16."I used to make something similar to seven layer dip but baked into a casserole. My kids called it 'Mexican goo.' The bottom layer is seasoned refried beans. The second layer is rice (I generally use leftover Spanish rice). Next is whatever meat you have in your fridge already cooked (ground beef, leftover rotisserie chicken, leftover pot roast, etc.) seasoned with spices, enchilada sauce, or taco seasoning. The next layer is vegetables (think: Rotel, pico de gallo, or canned diced tomatoes and jalapeños). The final layer is cheese. Bake it at 350°F until the cheese starts to brown and bubble. Serve it with tortilla chips for dipping or wrapped up in corn tortillas."

A glass baking dish filled with a layered taco dip topped with cheese, tomatoes, and green onions, on a kitchen counter

17."Rice and chicken porridge. Grab some rice, cook it with cheap chicken parts, and boil it all until it turns into porridge. Add salt and pepper, remove chicken bones, and stir it so the rice and chicken mix together. It looks terrible, but it's so comforting to eat during the winter."

Bowl of rice porridge topped with green onions and a brown sauce

18."One of our regular 'pantry meals' is chicken noodle casserole. We always have Kirkland canned chicken, some cream of whatever-the-hell-you-want soup, egg noodles, cheese, and a bag of frozen mixed veggies in the pantry."

Baked casserole with corn, peas, melted cheese, and crispy onion toppings

19."Beans and cornbread. This is a sentimental one for me. It was one of my dad’s favorite meals, and he made it well. We ate it with sweet pickles on the side."

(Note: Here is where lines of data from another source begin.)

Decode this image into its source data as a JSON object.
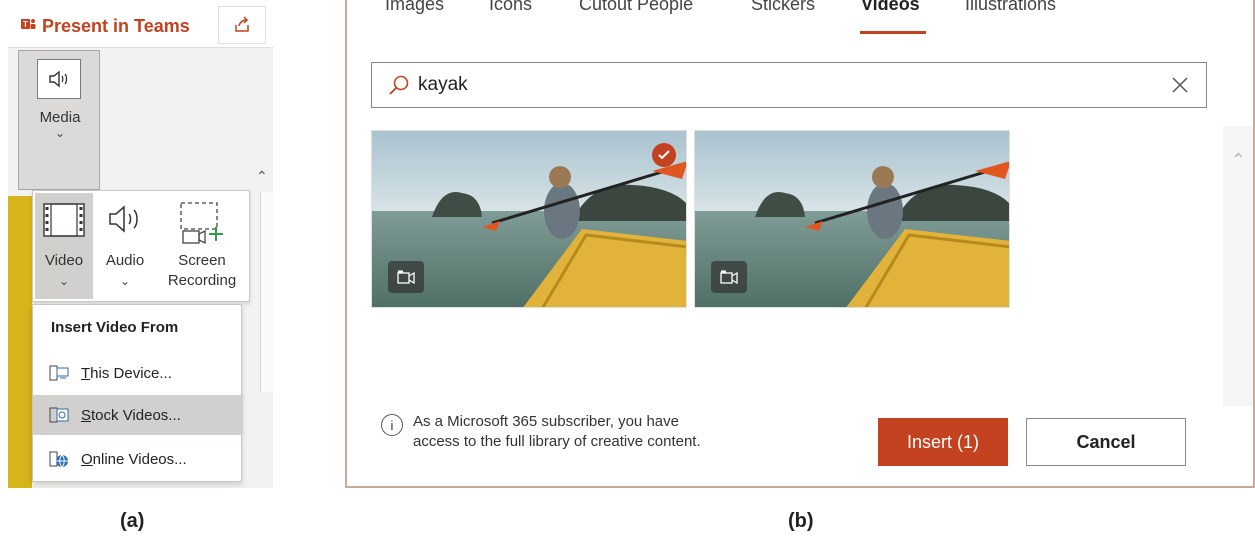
{
  "panel_a": {
    "present_in_teams": "Present in Teams",
    "media_label": "Media",
    "dropdown": {
      "video": "Video",
      "audio": "Audio",
      "screen_recording_line1": "Screen",
      "screen_recording_line2": "Recording"
    },
    "insert_menu": {
      "header": "Insert Video From",
      "items": [
        {
          "label": "This Device...",
          "underline": "T",
          "rest": "his Device...",
          "icon": "device-video-icon",
          "selected": false
        },
        {
          "label": "Stock Videos...",
          "underline": "S",
          "rest": "tock Videos...",
          "icon": "stock-video-icon",
          "selected": true
        },
        {
          "label": "Online Videos...",
          "underline": "O",
          "rest": "nline Videos...",
          "icon": "online-video-icon",
          "selected": false
        }
      ]
    },
    "caption": "(a)"
  },
  "panel_b": {
    "tabs": [
      "Images",
      "Icons",
      "Cutout People",
      "Stickers",
      "Videos",
      "Illustrations"
    ],
    "active_tab": "Videos",
    "search": {
      "value": "kayak"
    },
    "thumbnails": [
      {
        "selected": true,
        "icon": "video-camera-icon"
      },
      {
        "selected": false,
        "icon": "video-camera-icon"
      }
    ],
    "info_text_line1": "As a Microsoft 365 subscriber, you have",
    "info_text_line2": "access to the full library of creative content.",
    "insert_button": "Insert (1)",
    "cancel_button": "Cancel",
    "caption": "(b)"
  },
  "colors": {
    "accent": "#c4421f",
    "panel_bg": "#f3f2f1",
    "selected_bg": "#d2d0ce"
  }
}
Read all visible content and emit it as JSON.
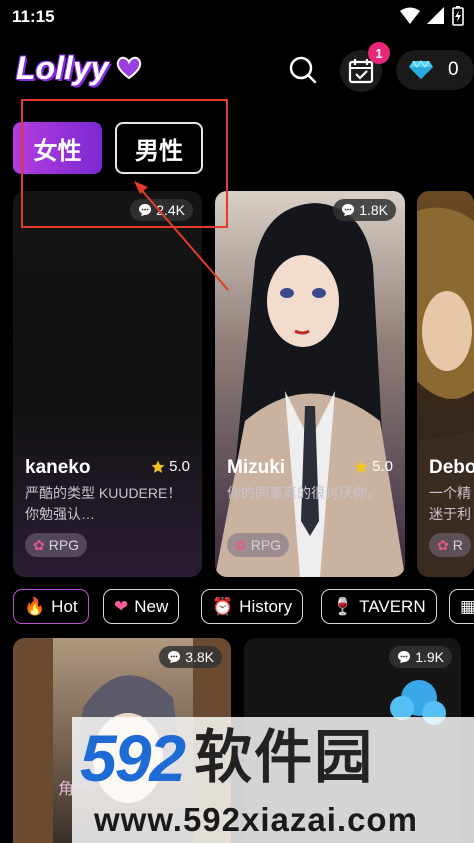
{
  "status_bar": {
    "time": "11:15"
  },
  "header": {
    "logo": "Lollyy",
    "gem_count": "0",
    "checkin_badge": "1"
  },
  "gender_tabs": [
    {
      "label": "女性",
      "active": true
    },
    {
      "label": "男性",
      "active": false
    }
  ],
  "cards": [
    {
      "name": "kaneko",
      "rating": "5.0",
      "chats": "2.4K",
      "desc": "严酷的类型 KUUDERE！你勉强认…",
      "genre": "RPG"
    },
    {
      "name": "Mizuki",
      "rating": "5.0",
      "chats": "1.8K",
      "desc": "你的同事真的很讨厌你。",
      "genre": "RPG"
    },
    {
      "name": "Debo",
      "rating": "",
      "chats": "",
      "desc": "一个精迷于利",
      "genre": "R"
    }
  ],
  "categories": [
    {
      "label": "Hot",
      "icon": "fire-icon",
      "active": true
    },
    {
      "label": "New",
      "icon": "heart-icon",
      "active": false
    },
    {
      "label": "History",
      "icon": "clock-icon",
      "active": false
    },
    {
      "label": "TAVERN",
      "icon": "wine-icon",
      "active": false
    }
  ],
  "bottom_cards": [
    {
      "chats": "3.8K"
    },
    {
      "chats": "1.9K"
    }
  ],
  "bottom_nav_partial": "角",
  "watermark": {
    "digits": "592",
    "title": "软件园",
    "url": "www.592xiazai.com"
  },
  "colors": {
    "accent": "#b43ce0",
    "badge": "#e8267a",
    "annotation": "#e23b2a",
    "star": "#f5c518"
  }
}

A bowl of beans and slices of sausage, with a piece of cornbread on the side

20."My mother used to make something called rice and eggs. I recently asked for the recipe, and she laughed, wondering why I'd want to make sure a dish. She only served this because times were tough. I remember a frying pan, cooked rice, and mom tossing it with beaten eggs. It came out like creamy rice, almost like a risotto but firmer. Poor food or not, this dish is one of those memories that is burned into my brain. It's been 40+ years since eating it and I can still taste it."

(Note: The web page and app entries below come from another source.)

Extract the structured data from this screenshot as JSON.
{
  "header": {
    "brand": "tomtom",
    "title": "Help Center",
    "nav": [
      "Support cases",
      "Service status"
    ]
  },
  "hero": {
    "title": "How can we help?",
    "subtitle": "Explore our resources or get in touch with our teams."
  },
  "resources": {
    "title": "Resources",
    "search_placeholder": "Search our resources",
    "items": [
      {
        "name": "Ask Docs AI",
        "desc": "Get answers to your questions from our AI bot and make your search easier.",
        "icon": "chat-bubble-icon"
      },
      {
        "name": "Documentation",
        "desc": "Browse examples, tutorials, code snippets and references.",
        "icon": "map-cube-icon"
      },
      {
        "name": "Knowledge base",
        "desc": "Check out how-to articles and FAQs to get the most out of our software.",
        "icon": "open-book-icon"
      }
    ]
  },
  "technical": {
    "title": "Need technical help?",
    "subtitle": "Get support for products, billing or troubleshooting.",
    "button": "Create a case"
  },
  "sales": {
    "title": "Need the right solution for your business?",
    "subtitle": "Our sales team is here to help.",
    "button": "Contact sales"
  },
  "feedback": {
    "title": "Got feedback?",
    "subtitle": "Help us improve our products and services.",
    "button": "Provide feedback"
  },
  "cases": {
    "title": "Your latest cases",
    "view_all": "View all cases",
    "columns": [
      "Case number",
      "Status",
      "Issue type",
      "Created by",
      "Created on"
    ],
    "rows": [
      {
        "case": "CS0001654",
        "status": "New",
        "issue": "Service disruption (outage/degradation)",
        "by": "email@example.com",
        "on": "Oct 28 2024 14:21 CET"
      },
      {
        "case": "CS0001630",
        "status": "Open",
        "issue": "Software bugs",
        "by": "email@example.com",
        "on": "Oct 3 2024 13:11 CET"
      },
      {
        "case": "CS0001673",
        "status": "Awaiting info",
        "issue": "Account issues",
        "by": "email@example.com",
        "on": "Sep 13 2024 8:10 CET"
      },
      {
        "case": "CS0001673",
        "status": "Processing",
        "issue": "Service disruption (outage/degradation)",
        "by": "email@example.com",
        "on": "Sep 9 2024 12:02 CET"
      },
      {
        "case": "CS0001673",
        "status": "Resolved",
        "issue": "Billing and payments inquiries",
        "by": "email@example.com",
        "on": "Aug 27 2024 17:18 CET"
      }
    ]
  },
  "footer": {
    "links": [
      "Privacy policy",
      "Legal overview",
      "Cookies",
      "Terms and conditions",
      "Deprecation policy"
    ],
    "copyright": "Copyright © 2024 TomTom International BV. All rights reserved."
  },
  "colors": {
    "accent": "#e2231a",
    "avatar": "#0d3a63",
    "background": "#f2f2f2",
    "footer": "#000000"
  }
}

Scrambled eggs and white rice in a glass container

21."Pasta amatriciana, though at the time I knew it as American Macaroni. Italian immigrant neighbors taught my grandmother how to make it, and she showed it to me. We used home-canned tomatoes and sometimes would skip the salt pork, just making a tomato butter noodles sort of dinner with lots of black pepper. It’s still one of my favorite things, and it’s delicious."

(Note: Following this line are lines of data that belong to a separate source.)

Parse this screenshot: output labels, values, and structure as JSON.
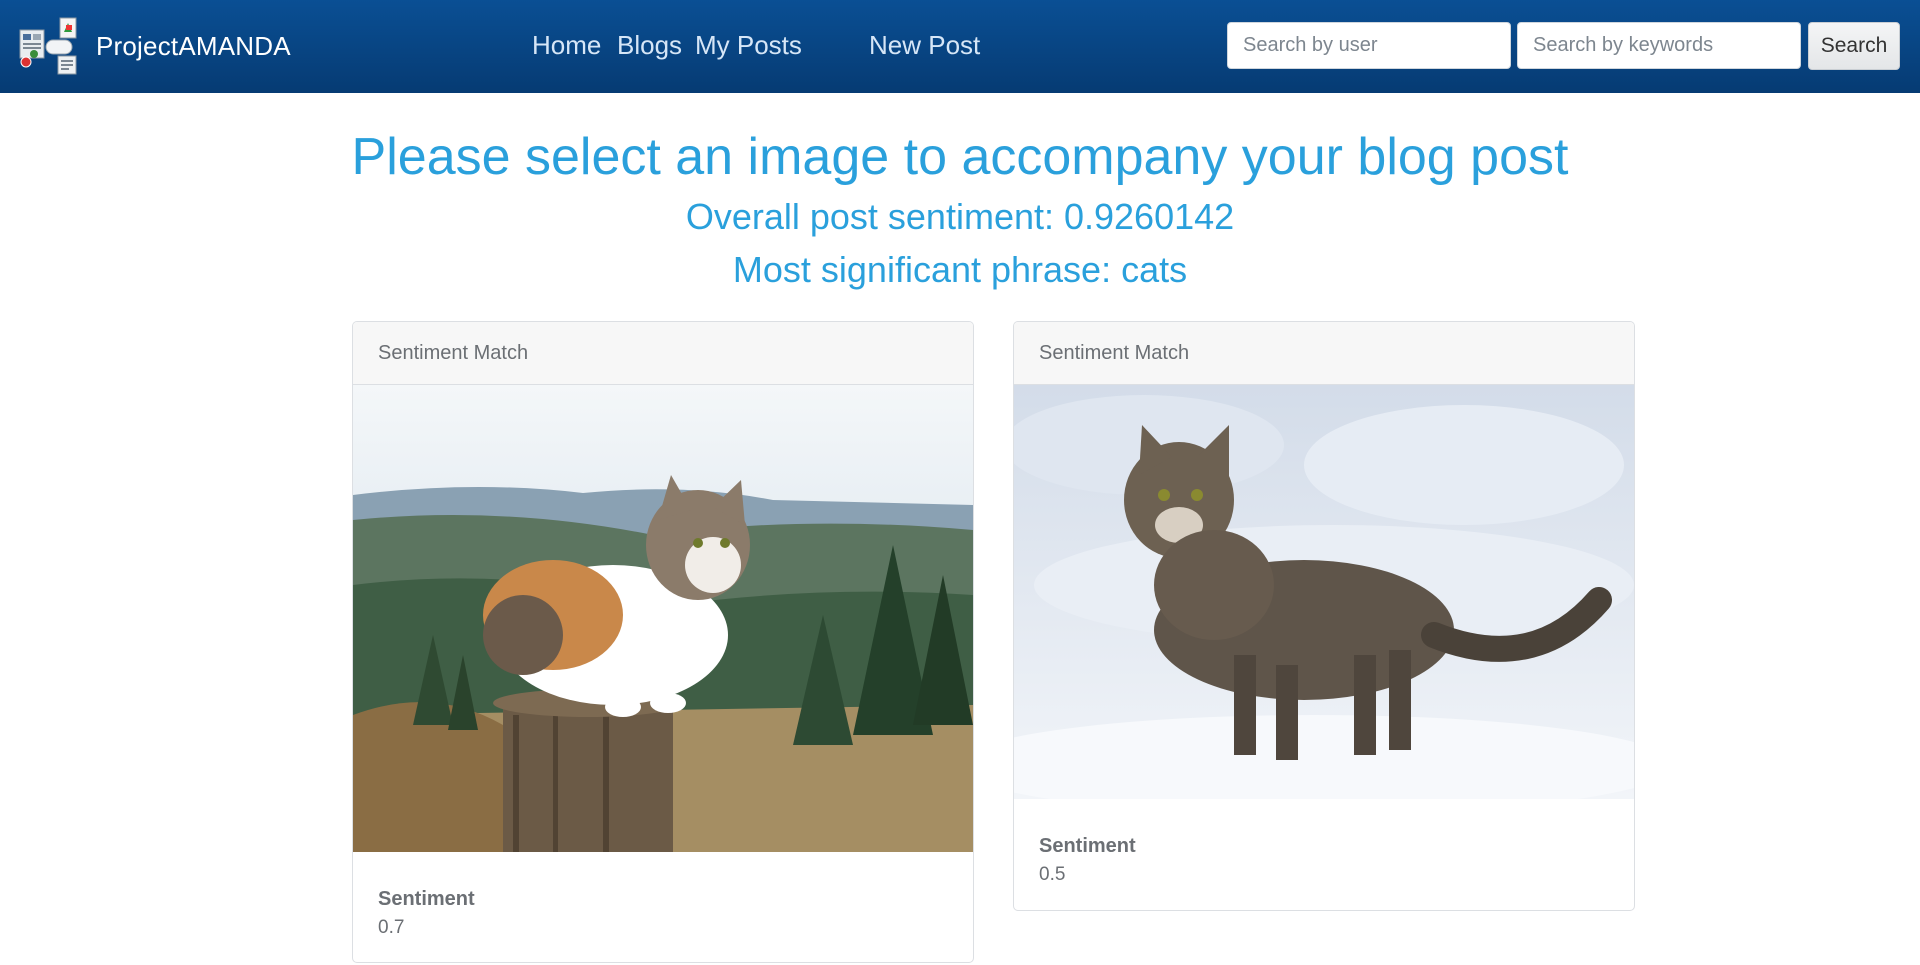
{
  "colors": {
    "navbar": "#063b73",
    "nav_link": "#d6e6f7",
    "heading": "#2aa0dc",
    "card_text": "#6b6f74"
  },
  "navbar": {
    "brand": "ProjectAMANDA",
    "links": [
      {
        "label": "Home"
      },
      {
        "label": "Blogs"
      },
      {
        "label": "My Posts"
      },
      {
        "label": "New Post"
      }
    ],
    "search_user_placeholder": "Search by user",
    "search_keywords_placeholder": "Search by keywords",
    "search_button": "Search"
  },
  "main": {
    "title": "Please select an image to accompany your blog post",
    "sentiment_line": "Overall post sentiment: 0.9260142",
    "phrase_line": "Most significant phrase: cats"
  },
  "cards": [
    {
      "header": "Sentiment Match",
      "image_icon": "calico-cat-on-post-photo",
      "sentiment_label": "Sentiment",
      "sentiment_value": "0.7"
    },
    {
      "header": "Sentiment Match",
      "image_icon": "tabby-cat-in-snow-photo",
      "sentiment_label": "Sentiment",
      "sentiment_value": "0.5"
    }
  ]
}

Plate of spaghetti with tomato sauce and grated cheese on top

Do you have a survival meal of your own to add? Tell us in the comments or drop it into this Google form.

Note: Submissions have been edited for length and/or clarity.